**Task to complete**
From the listing below, pick out each line with the word "amount".

**Recorded data**
╭──
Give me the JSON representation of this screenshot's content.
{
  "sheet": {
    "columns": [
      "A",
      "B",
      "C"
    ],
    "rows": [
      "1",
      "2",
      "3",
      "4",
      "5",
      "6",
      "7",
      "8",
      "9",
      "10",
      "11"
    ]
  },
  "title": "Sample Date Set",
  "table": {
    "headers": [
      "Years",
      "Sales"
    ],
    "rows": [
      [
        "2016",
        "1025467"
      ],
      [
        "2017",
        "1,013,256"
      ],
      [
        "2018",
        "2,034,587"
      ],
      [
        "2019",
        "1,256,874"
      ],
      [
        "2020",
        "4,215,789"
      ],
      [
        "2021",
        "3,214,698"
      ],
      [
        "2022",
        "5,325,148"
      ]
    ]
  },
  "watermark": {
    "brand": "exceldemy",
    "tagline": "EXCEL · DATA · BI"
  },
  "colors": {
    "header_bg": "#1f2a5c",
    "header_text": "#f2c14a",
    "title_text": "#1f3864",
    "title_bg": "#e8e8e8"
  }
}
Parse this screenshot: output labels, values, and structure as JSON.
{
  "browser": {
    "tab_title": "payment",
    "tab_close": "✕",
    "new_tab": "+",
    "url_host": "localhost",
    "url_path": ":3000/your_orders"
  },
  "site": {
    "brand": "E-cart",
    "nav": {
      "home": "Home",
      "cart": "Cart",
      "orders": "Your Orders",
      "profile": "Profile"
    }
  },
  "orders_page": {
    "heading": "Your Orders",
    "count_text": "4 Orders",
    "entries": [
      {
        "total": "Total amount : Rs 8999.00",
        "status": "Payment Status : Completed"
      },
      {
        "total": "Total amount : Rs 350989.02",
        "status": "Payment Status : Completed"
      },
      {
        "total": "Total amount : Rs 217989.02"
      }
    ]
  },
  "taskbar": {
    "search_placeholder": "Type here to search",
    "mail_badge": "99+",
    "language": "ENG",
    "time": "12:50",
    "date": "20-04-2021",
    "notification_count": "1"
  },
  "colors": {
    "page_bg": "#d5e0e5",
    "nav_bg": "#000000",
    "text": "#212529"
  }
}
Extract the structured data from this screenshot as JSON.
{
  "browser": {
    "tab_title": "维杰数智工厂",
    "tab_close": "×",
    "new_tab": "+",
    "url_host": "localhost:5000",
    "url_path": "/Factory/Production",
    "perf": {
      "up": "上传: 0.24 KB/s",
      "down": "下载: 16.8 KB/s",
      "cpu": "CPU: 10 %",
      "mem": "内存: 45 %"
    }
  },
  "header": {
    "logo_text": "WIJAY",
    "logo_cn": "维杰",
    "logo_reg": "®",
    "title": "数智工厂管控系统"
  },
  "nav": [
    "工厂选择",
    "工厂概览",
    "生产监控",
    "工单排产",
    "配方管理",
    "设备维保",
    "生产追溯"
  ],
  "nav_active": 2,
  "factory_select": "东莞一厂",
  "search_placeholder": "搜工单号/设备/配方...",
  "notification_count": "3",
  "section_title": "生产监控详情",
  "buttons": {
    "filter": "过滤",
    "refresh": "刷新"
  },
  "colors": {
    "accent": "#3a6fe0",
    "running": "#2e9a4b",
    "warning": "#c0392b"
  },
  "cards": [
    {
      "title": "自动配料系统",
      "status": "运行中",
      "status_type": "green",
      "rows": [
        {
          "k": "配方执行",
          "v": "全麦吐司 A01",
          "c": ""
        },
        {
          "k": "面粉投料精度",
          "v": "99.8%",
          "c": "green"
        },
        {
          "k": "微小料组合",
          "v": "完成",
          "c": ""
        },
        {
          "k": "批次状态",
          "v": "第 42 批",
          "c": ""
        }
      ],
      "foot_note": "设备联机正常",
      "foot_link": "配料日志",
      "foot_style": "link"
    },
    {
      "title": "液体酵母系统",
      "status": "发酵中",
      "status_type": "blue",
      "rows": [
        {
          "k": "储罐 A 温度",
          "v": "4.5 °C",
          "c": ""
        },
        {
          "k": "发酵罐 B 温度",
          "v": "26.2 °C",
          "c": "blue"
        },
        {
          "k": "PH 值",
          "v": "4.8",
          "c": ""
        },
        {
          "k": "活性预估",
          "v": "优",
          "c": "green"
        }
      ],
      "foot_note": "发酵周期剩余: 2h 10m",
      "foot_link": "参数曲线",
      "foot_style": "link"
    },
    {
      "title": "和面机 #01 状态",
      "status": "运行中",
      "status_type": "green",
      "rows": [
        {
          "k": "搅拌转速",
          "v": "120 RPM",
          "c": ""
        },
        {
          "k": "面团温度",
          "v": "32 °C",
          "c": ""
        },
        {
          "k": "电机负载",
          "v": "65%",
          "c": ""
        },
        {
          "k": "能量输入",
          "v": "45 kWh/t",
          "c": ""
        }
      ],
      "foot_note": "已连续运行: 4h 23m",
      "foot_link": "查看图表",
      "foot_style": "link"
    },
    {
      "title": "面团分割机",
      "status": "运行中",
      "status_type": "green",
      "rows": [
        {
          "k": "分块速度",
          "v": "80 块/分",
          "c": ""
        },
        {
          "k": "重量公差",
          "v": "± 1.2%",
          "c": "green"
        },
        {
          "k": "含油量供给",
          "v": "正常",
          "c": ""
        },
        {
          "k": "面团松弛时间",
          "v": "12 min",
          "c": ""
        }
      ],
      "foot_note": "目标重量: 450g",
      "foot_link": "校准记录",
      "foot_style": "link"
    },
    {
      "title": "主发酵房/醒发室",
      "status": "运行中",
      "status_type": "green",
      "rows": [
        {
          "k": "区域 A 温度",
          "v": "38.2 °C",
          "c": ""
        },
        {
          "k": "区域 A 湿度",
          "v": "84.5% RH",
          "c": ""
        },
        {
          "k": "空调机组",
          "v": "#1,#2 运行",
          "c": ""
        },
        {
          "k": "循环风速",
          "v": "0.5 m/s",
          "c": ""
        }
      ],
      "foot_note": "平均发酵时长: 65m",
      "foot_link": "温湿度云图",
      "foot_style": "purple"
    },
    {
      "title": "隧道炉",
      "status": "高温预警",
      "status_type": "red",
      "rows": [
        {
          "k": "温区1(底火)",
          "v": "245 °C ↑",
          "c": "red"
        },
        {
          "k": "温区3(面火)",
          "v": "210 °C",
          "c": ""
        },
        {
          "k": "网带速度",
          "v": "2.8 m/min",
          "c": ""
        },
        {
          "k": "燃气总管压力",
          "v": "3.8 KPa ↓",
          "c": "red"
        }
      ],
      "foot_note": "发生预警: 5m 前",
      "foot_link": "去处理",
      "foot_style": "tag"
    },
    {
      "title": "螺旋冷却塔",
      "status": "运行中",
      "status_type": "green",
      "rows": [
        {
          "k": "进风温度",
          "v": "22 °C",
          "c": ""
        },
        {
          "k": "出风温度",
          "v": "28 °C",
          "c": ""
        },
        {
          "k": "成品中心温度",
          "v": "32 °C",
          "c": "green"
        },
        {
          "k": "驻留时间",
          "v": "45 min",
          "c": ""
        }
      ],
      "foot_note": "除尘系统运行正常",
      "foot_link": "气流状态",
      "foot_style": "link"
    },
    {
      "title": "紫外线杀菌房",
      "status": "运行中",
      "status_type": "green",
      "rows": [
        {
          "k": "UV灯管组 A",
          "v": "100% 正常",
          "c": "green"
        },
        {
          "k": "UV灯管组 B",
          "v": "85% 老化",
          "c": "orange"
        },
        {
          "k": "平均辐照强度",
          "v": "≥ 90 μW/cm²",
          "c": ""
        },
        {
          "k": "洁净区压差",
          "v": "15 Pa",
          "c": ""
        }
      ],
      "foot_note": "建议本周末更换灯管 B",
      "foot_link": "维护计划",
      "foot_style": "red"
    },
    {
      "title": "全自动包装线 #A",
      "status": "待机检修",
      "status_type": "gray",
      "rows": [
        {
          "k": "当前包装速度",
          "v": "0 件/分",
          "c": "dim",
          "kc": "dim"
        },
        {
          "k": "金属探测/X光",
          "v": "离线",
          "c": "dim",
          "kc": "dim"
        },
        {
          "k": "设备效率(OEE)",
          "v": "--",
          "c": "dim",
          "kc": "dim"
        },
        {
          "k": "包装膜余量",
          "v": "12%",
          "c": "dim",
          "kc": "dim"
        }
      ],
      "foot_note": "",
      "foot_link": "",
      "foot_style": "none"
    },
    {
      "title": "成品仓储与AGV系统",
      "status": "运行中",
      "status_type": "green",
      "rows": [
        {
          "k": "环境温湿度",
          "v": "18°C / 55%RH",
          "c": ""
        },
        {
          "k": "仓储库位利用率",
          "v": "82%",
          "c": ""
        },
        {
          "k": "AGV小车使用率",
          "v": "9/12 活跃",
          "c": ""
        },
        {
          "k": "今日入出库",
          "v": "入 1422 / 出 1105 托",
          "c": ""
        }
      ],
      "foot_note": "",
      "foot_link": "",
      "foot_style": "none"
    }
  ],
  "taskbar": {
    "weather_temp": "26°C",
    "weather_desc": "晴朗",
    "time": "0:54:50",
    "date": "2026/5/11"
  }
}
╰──
**Response to the exercise**
        "total": "Total amount : Rs 8999.00",
        "total": "Total amount : Rs 350989.02",
        "total": "Total amount : Rs 217989.02"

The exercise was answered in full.